Words cannot express how unbelievably busy I was during that period but, nevertheless, I appreciate the effort of those who miraculously managed to get through the ocean of calls that all but drowned me every minute of the day in order to ask things like,” Al, you alright?” or to offer advice like, “Al, do what you have to do but don’t push yourself too hard.”
Those relatives, friends and associates, as well as people who admitted that they didn’t know me personally, mostly expressed concern for my well-being and one man even told me he wanted me to live to be 120 and admonished me about doing anything that would deprive me of that achievement.
Well he set me thinking about what has become the main focus of my attention every Sunday morning, namely the obituary pages in the newspaper in order to see who “gone long” that I might have known during the course of my life as well as other persons of interest for one reason or another.
In so doing I have been noticing that just as many and sometimes more men and women under the age of 50 can be found on those pages than men and women over the much quoted biblical life span of threescore and ten (70 years).
By the way, the full Old Testament verse at Psalms 90:10 actually states: “The days of our years are threescore years and ten; and if by reason of strength they be fourscore years (80), yet is their strength labour and sorrow; for it is soon cut off, and we fly away.”

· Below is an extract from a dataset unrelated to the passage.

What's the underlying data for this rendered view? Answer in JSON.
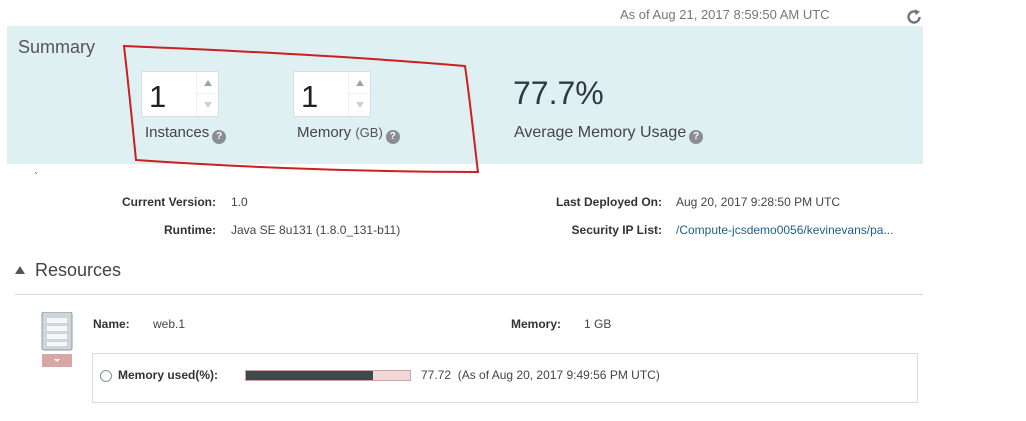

The big question, therefore, has to do with why so many young people in Barbados are dying off so long before reaching that 70-year marker. On the other side of the fence, why are so many old people living so long years past the 80-year one without being cut off and flying away, as evidenced by the almost daily celebration by yet another hitting the 100 mark?
The irony is that on the young side, the food they eat takes much of the blame for their early demise while on the old side the food they ate gets much of the praise for the longevity. One of my medical friends like Sir Henry or Sir Trevor will more than likely solve that puzzle for me.

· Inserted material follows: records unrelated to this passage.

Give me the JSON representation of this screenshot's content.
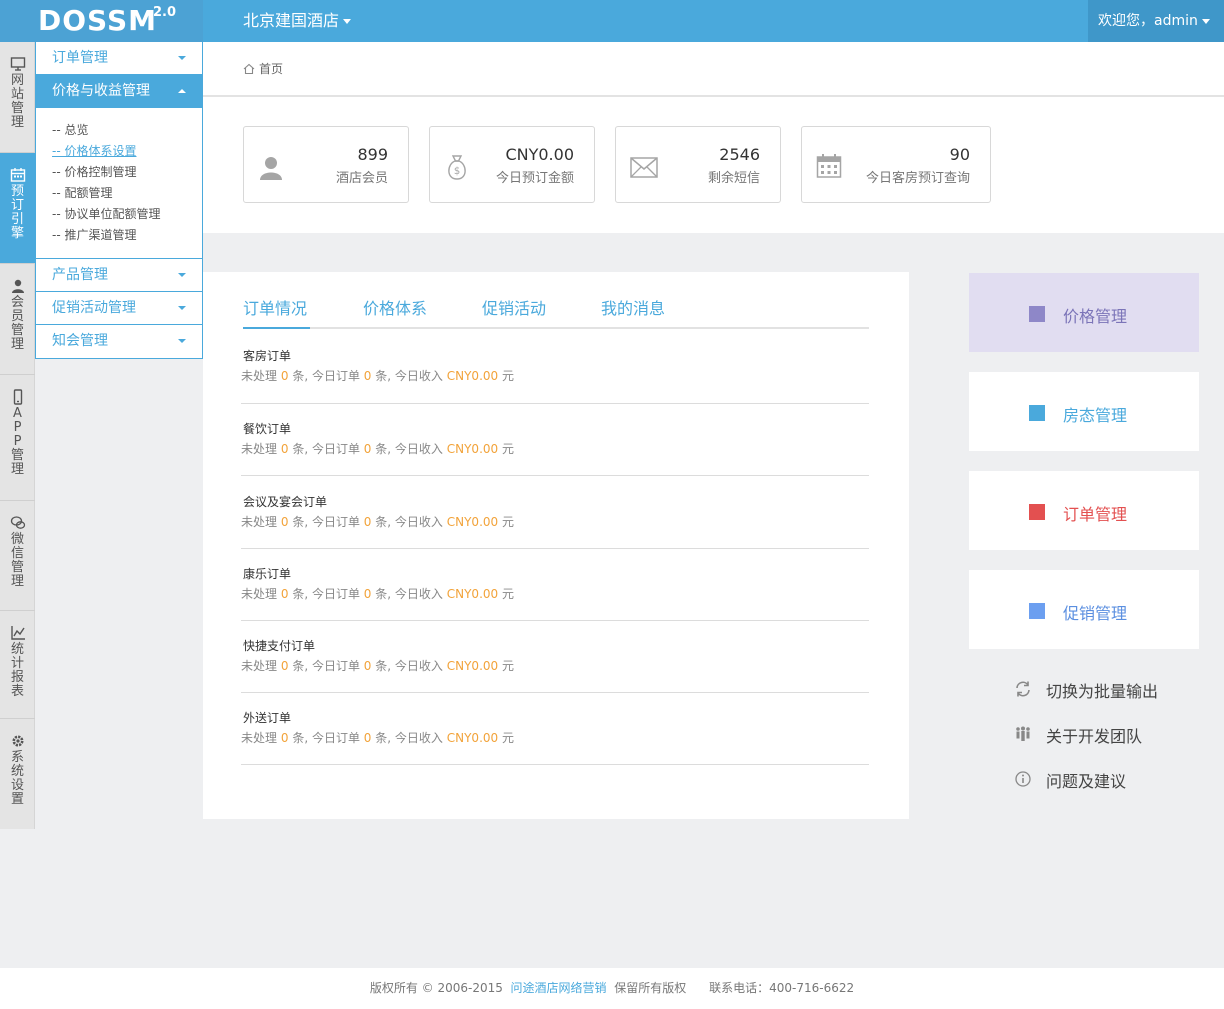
{
  "brand": {
    "logo": "DOSSM",
    "version": "2.0"
  },
  "header": {
    "hotel": "北京建国酒店",
    "welcome": "欢迎您，admin"
  },
  "rail": [
    {
      "label": "网站管理",
      "icon": "monitor-icon"
    },
    {
      "label": "预订引擎",
      "icon": "calendar-icon"
    },
    {
      "label": "会员管理",
      "icon": "user-icon"
    },
    {
      "label": "APP管理",
      "icon": "phone-icon"
    },
    {
      "label": "微信管理",
      "icon": "chat-icon"
    },
    {
      "label": "统计报表",
      "icon": "chart-icon"
    },
    {
      "label": "系统设置",
      "icon": "settings-icon"
    }
  ],
  "submenu": {
    "order": "订单管理",
    "pricing": "价格与收益管理",
    "pricing_items": [
      "-- 总览",
      "-- 价格体系设置",
      "-- 价格控制管理",
      "-- 配额管理",
      "-- 协议单位配额管理",
      "-- 推广渠道管理"
    ],
    "product": "产品管理",
    "promo": "促销活动管理",
    "meeting": "知会管理"
  },
  "breadcrumb": {
    "home": "首页"
  },
  "stats": [
    {
      "value": "899",
      "label": "酒店会员"
    },
    {
      "value": "CNY0.00",
      "label": "今日预订金额"
    },
    {
      "value": "2546",
      "label": "剩余短信"
    },
    {
      "value": "90",
      "label": "今日客房预订查询"
    }
  ],
  "tabs": [
    "订单情况",
    "价格体系",
    "促销活动",
    "我的消息"
  ],
  "info": {
    "pending": "未处理",
    "unit": "条",
    "today_orders": ", 今日订单",
    "today_income": ", 今日收入",
    "yuan": "元"
  },
  "orders": [
    {
      "title": "客房订单",
      "pending": "0",
      "today": "0",
      "income": "CNY0.00"
    },
    {
      "title": "餐饮订单",
      "pending": "0",
      "today": "0",
      "income": "CNY0.00"
    },
    {
      "title": "会议及宴会订单",
      "pending": "0",
      "today": "0",
      "income": "CNY0.00"
    },
    {
      "title": "康乐订单",
      "pending": "0",
      "today": "0",
      "income": "CNY0.00"
    },
    {
      "title": "快捷支付订单",
      "pending": "0",
      "today": "0",
      "income": "CNY0.00"
    },
    {
      "title": "外送订单",
      "pending": "0",
      "today": "0",
      "income": "CNY0.00"
    }
  ],
  "quick": [
    {
      "label": "价格管理",
      "color": "#8e87c8"
    },
    {
      "label": "房态管理",
      "color": "#4aa9dc"
    },
    {
      "label": "订单管理",
      "color": "#e35050"
    },
    {
      "label": "促销管理",
      "color": "#6c9ff0"
    }
  ],
  "links": [
    "切换为批量输出",
    "关于开发团队",
    "问题及建议"
  ],
  "footer": {
    "copyright": "版权所有 © 2006-2015",
    "company": "问途酒店网络营销",
    "rights": "保留所有版权",
    "phone": "联系电话：400-716-6622"
  }
}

I once wrote a column expressing a desire to experience attaining that magical age of 100 years but these days I am not so sure about that anymore and will give you the reasons in another column.
Back to those long livers who fly away in their late 70s, 80s and 90s. I often notice that when I look at the photograph accompanying their obituaries it is impossible to believe that they really died at such advanced ages. The reason is that the text not only gives the date of the deceased’s birth but also the exact age at the point of death. But the photograph of the person is one which was obviously taken when he or she was in their 20s or 30.

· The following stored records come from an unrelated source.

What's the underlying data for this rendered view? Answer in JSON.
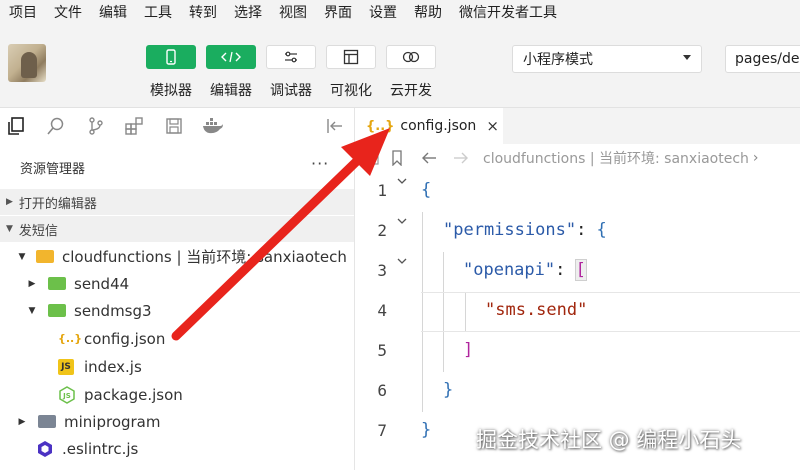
{
  "menu": [
    "项目",
    "文件",
    "编辑",
    "工具",
    "转到",
    "选择",
    "视图",
    "界面",
    "设置",
    "帮助",
    "微信开发者工具"
  ],
  "toolbar": {
    "buttons": [
      {
        "label": "模拟器",
        "icon": "phone-icon",
        "active": true
      },
      {
        "label": "编辑器",
        "icon": "code-icon",
        "active": true
      },
      {
        "label": "调试器",
        "icon": "sliders-icon",
        "active": false
      },
      {
        "label": "可视化",
        "icon": "layout-icon",
        "active": false
      },
      {
        "label": "云开发",
        "icon": "cloud-icon",
        "active": false
      }
    ],
    "mode": "小程序模式",
    "page_path": "pages/der"
  },
  "sidebar": {
    "explorer_title": "资源管理器",
    "more": "···",
    "open_editors_label": "打开的编辑器",
    "project_label": "发短信",
    "tree": [
      {
        "label": "cloudfunctions | 当前环境: sanxiaotech",
        "type": "folder-cloud"
      },
      {
        "label": "send44",
        "type": "folder-green"
      },
      {
        "label": "sendmsg3",
        "type": "folder-green"
      },
      {
        "label": "config.json",
        "type": "json"
      },
      {
        "label": "index.js",
        "type": "js"
      },
      {
        "label": "package.json",
        "type": "node"
      },
      {
        "label": "miniprogram",
        "type": "folder-grey"
      },
      {
        "label": ".eslintrc.js",
        "type": "eslint"
      }
    ]
  },
  "editor": {
    "tab_label": "config.json",
    "tab_icon": "{..}",
    "close": "×",
    "breadcrumb": "cloudfunctions | 当前环境: sanxiaotech",
    "lines": [
      {
        "n": "1",
        "code": "{"
      },
      {
        "n": "2",
        "code": "\"permissions\": {"
      },
      {
        "n": "3",
        "code": "\"openapi\": ["
      },
      {
        "n": "4",
        "code": "\"sms.send\""
      },
      {
        "n": "5",
        "code": "]"
      },
      {
        "n": "6",
        "code": "}"
      },
      {
        "n": "7",
        "code": "}"
      }
    ]
  },
  "watermark": "掘金技术社区 @ 编程小石头",
  "colors": {
    "green": "#1aad5f",
    "arrow": "#e8241c",
    "brace": "#2f6fb3",
    "bracket": "#b0259e",
    "string": "#a1260d"
  }
}
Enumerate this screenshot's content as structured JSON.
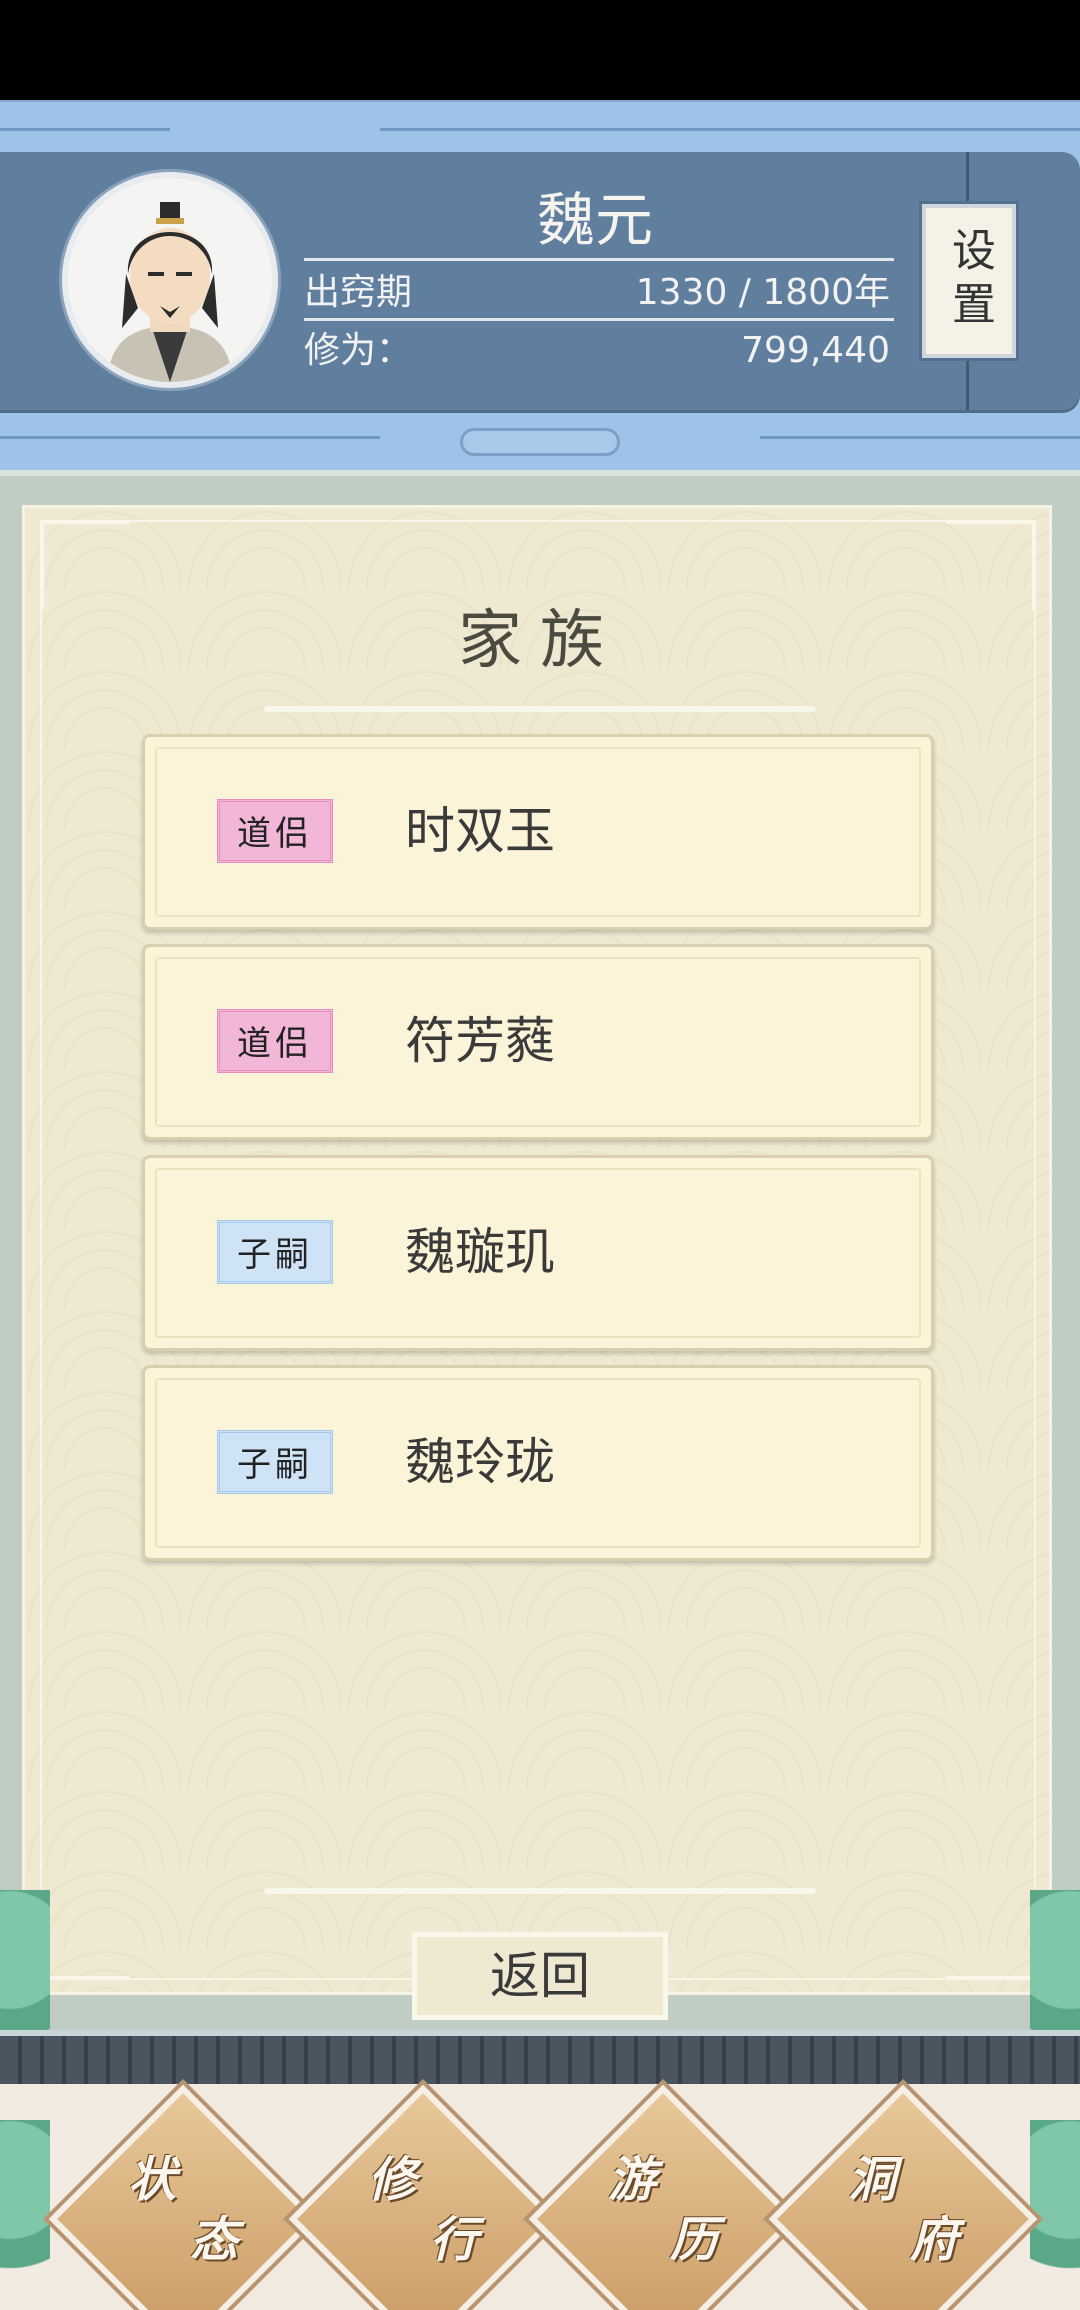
{
  "profile": {
    "name": "魏元",
    "realm_label": "出窍期",
    "lifespan": "1330 / 1800年",
    "cultivation_label": "修为：",
    "cultivation_value": "799,440",
    "avatar_icon": "cultivator-portrait-icon"
  },
  "settings": {
    "label": "设置"
  },
  "family": {
    "title": "家族",
    "members": [
      {
        "relation": "道侣",
        "relation_kind": "spouse",
        "name": "时双玉"
      },
      {
        "relation": "道侣",
        "relation_kind": "spouse",
        "name": "符芳蕤"
      },
      {
        "relation": "子嗣",
        "relation_kind": "child",
        "name": "魏璇玑"
      },
      {
        "relation": "子嗣",
        "relation_kind": "child",
        "name": "魏玲珑"
      }
    ],
    "back_label": "返回"
  },
  "nav": {
    "items": [
      {
        "line1": "状",
        "line2": "态"
      },
      {
        "line1": "修",
        "line2": "行"
      },
      {
        "line1": "游",
        "line2": "历"
      },
      {
        "line1": "洞",
        "line2": "府"
      }
    ]
  },
  "colors": {
    "profile_bg": "#607f9f",
    "frame_blue": "#9ec3e8",
    "paper": "#efe9d2",
    "card": "#fbf4d8",
    "spouse_tag": "#f2b6d9",
    "child_tag": "#cfe3f6"
  }
}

Don’t they realise that nobody at 80-something has anybody around who can remember what they looked like at 20- or 30-something?
And I am taking this opportunity to plead and beseech my kith and kin not to do anything like that to me when my time comes to fly away.
• Al Gilkes heads a public relations firm.